What needs to be done:
From the data below, return each line in which the string "desc" is found.

Stored records:

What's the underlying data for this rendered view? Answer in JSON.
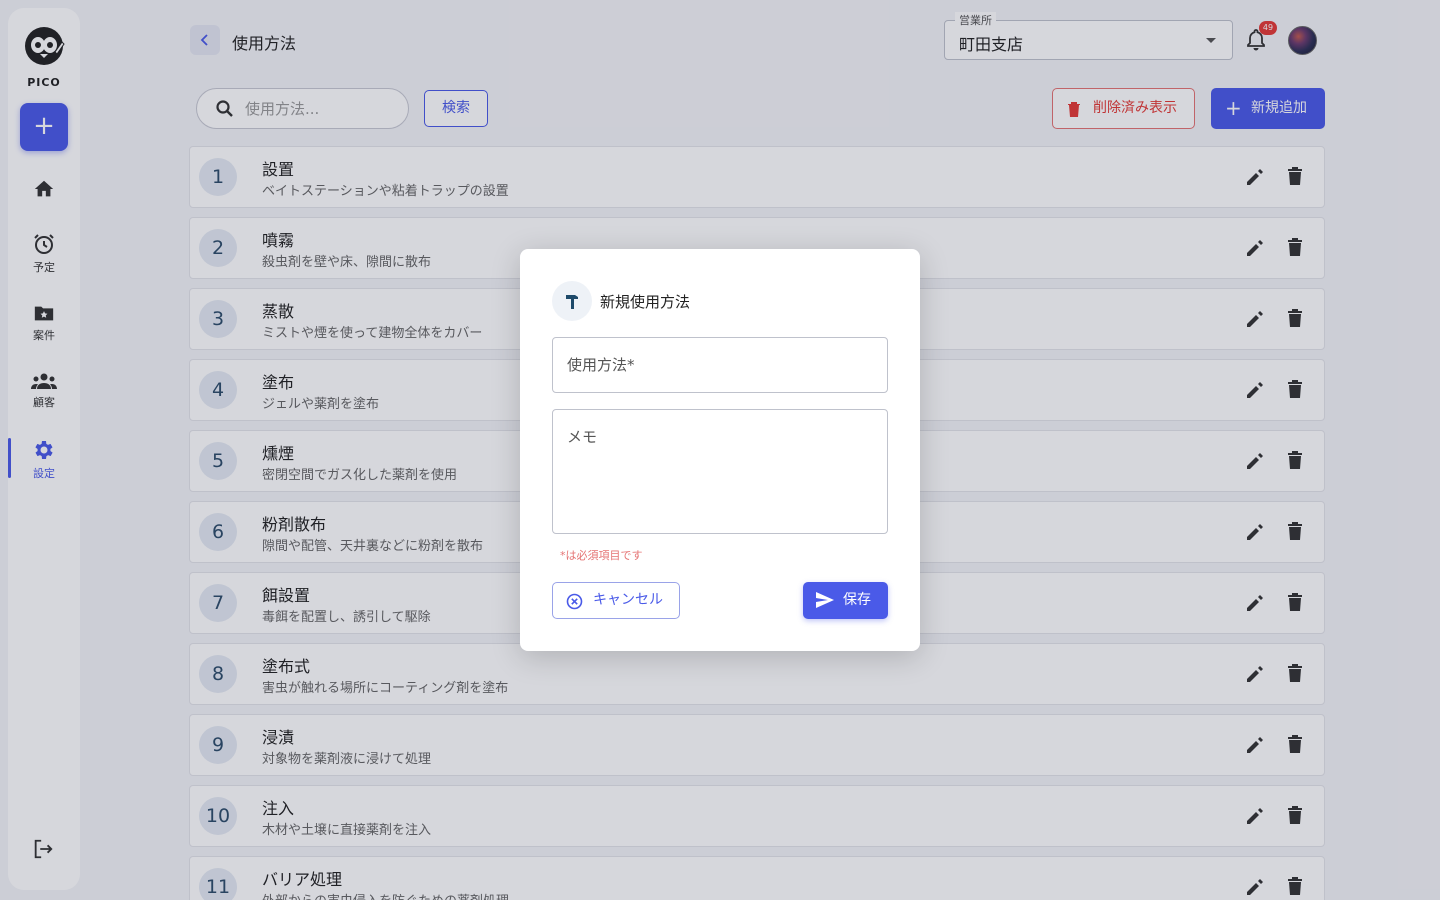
{
  "sidebar": {
    "logo_text": "PICO",
    "add_label": "+",
    "items": [
      {
        "name": "home",
        "label": ""
      },
      {
        "name": "schedule",
        "label": "予定"
      },
      {
        "name": "cases",
        "label": "案件"
      },
      {
        "name": "customers",
        "label": "顧客"
      },
      {
        "name": "settings",
        "label": "設定"
      }
    ]
  },
  "header": {
    "title": "使用方法",
    "branch_label": "営業所",
    "branch_value": "町田支店",
    "notification_count": "49"
  },
  "toolbar": {
    "search_placeholder": "使用方法...",
    "search_button": "検索",
    "deleted_button": "削除済み表示",
    "new_button": "新規追加"
  },
  "rows": [
    {
      "num": "1",
      "title": "設置",
      "desc": "ベイトステーションや粘着トラップの設置"
    },
    {
      "num": "2",
      "title": "噴霧",
      "desc": "殺虫剤を壁や床、隙間に散布"
    },
    {
      "num": "3",
      "title": "蒸散",
      "desc": "ミストや煙を使って建物全体をカバー"
    },
    {
      "num": "4",
      "title": "塗布",
      "desc": "ジェルや薬剤を塗布"
    },
    {
      "num": "5",
      "title": "燻煙",
      "desc": "密閉空間でガス化した薬剤を使用"
    },
    {
      "num": "6",
      "title": "粉剤散布",
      "desc": "隙間や配管、天井裏などに粉剤を散布"
    },
    {
      "num": "7",
      "title": "餌設置",
      "desc": "毒餌を配置し、誘引して駆除"
    },
    {
      "num": "8",
      "title": "塗布式",
      "desc": "害虫が触れる場所にコーティング剤を塗布"
    },
    {
      "num": "9",
      "title": "浸漬",
      "desc": "対象物を薬剤液に浸けて処理"
    },
    {
      "num": "10",
      "title": "注入",
      "desc": "木材や土壌に直接薬剤を注入"
    },
    {
      "num": "11",
      "title": "バリア処理",
      "desc": "外部からの害虫侵入を防ぐための薬剤処理"
    }
  ],
  "modal": {
    "title": "新規使用方法",
    "name_placeholder": "使用方法*",
    "memo_placeholder": "メモ",
    "required_note": "*は必須項目です",
    "cancel_label": "キャンセル",
    "save_label": "保存"
  },
  "colors": {
    "accent": "#4a5ae8",
    "danger": "#e53935"
  }
}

Result:
      "desc": "ベイトステーションや粘着トラップの設置"
      "desc": "殺虫剤を壁や床、隙間に散布"
      "desc": "ミストや煙を使って建物全体をカバー"
      "desc": "ジェルや薬剤を塗布"
      "desc": "密閉空間でガス化した薬剤を使用"
      "desc": "隙間や配管、天井裏などに粉剤を散布"
      "desc": "毒餌を配置し、誘引して駆除"
      "desc": "害虫が触れる場所にコーティング剤を塗布"
      "desc": "対象物を薬剤液に浸けて処理"
      "desc": "木材や土壌に直接薬剤を注入"
      "desc": "外部からの害虫侵入を防ぐための薬剤処理"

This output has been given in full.